Keep in mind that product dates are not an exact science. The storage length of food depends on many factors, including packaging and storage conditions such as temperature. Be sure to maintain your refrigerator at 40 F and your freezer at 0 F, as checked with appliance thermometers.

Unfortunately, people discard a lot of food. In fact, an estimated 40% of food is wasted, and that’s not a good thing.

For years, we have seen “sell by” and “best if used by” on packages. The “sell by” date is a date meant for stores. The food industry is making efforts to standardize the term “best if used by” on products, so you will see this quality date more often. The industry wants you to enjoy the food at its best.

If you like high-tech solutions, the U.S. Department of Agriculture (USDA) teamed up with Cornell University and the Food Marketing Institute to create the “FoodKeeper App” to download on your phone or other device. It allows you to browse by category.

See https://www.foodsafety.gov/keep-food-safe/foodkeeper-app for the online, searchable version.

Keep in mind that bacteria can grow at refrigerator temperatures. Freezing food such as meat does not kill bacteria, but it stops bacteria from growing. If thawed improperly, bacteria can grow quickly.

Therefore, be sure to thaw meat in the refrigerator or microwave, not on your countertop.

According to the USDA, ground beef can be stored in your refrigerator for up to two days for quality and safety reasons. If you cannot use fresh meat within a reasonable time, freeze it for longer-term storage.

Frozen ground beef retains its best quality if used within four months but retains its safety as long as it remains solidly frozen.

Canned vegetables, by the way, last up to five years on your shelf and canned fruit lasts up to 18 months, according to the USDA. Be sure to label the cans with the purchase date and arrange them in a first-in, first-out order on your shelves.

Here’s a recipe for my Facebook friend and you for using ground beef when it is at best quality. You also can freeze this soup in meal-size amounts.

Check out https://www.ag.ndsu.edu/food/food-preparation for the “Pinchin’ Pennies in the Kitchen” series, which shows how to use what you have on hand to create new recipes for soup, casseroles and many others.

Ground Beef Stew

1/2 pound lean or extra-lean ground beef

1 medium onion, diced

1/8 tsp. salt (optional)

1/8 tsp. pepper (to taste)

1 (10 3/4-ounce) can tomato soup

Water, one soup can full

6 medium carrots, peeled and sliced

2 medium potatoes, sliced

Brown meat with onion in pot. Drain fat. Season with salt and pepper if desired. Add soup and one can of water. Add vegetables. Bring to a boil, then simmer, covered, about 25 minutes or until vegetables are tender. Remove from heat. Cover for last 10 minutes to thicken. Makes four servings. Each serving has 280 calories, 10 grams (g) fat, 15 g protein, 36 g carbohydrate, 5 g fiber and 470 milligrams sodium.
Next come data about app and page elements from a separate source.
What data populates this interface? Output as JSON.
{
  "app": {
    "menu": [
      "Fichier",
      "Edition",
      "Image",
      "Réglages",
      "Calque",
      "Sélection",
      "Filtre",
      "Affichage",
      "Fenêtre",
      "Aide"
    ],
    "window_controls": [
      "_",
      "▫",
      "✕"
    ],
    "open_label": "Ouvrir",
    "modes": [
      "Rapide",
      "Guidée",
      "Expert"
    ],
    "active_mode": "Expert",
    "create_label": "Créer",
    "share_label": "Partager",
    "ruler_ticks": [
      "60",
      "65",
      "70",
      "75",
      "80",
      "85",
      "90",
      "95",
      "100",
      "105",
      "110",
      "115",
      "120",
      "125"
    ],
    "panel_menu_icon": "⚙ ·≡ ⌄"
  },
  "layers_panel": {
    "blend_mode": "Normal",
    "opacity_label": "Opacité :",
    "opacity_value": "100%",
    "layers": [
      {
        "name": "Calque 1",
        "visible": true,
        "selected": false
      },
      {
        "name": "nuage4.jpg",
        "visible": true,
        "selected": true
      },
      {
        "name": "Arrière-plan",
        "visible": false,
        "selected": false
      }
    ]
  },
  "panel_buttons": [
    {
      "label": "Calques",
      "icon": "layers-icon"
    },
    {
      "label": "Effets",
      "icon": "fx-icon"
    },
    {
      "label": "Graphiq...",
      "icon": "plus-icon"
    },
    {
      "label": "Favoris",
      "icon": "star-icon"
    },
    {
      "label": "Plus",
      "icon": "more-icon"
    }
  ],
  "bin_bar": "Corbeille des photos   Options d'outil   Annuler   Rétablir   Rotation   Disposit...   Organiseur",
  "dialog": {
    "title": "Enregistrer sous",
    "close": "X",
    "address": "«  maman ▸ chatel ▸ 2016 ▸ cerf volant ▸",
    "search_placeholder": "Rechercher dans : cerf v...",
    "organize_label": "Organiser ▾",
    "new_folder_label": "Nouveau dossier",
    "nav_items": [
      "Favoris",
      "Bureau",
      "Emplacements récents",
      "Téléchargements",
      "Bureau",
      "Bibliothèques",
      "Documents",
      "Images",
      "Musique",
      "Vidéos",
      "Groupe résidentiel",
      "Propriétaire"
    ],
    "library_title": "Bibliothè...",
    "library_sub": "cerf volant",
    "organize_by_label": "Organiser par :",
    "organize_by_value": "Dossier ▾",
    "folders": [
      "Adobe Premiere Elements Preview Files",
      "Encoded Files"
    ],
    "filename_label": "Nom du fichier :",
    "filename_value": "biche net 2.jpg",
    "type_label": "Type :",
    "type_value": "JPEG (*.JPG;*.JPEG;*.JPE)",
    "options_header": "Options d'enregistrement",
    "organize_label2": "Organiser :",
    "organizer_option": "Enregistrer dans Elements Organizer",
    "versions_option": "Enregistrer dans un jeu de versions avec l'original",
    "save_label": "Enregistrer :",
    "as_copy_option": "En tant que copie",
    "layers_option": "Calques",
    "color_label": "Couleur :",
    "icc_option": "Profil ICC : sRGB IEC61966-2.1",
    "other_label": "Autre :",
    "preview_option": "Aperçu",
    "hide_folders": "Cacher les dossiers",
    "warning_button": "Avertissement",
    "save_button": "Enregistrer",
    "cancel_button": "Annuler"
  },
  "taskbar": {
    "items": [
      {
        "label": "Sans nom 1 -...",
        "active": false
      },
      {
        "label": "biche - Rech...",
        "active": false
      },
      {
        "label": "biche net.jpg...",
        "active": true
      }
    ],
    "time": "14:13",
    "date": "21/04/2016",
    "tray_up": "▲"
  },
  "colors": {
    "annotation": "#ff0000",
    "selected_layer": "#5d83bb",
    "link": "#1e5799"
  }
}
(Julie Garden-Robinson, Ph.D., R.D., L.R.D., is a North Dakota State University Extension food and nutrition specialist and professor in the Department of Health, Nutrition and Exercise Sciences. Follow her on Twitter @jgardenrobinson)


NDSU Agriculture Communication - April 9, 2020

Source:Julie Garden-Robinson, 701-231-7187, julie.garden-robinson@ndsu.edu
Editor:Ellen Crawford, 701-231-5391, ellen.crawford@ndsu.edu
Creative Commons License
Feel free to use and share this content, but please do so under the conditions of our Creative Commons license and our Rules for Use. Thanks.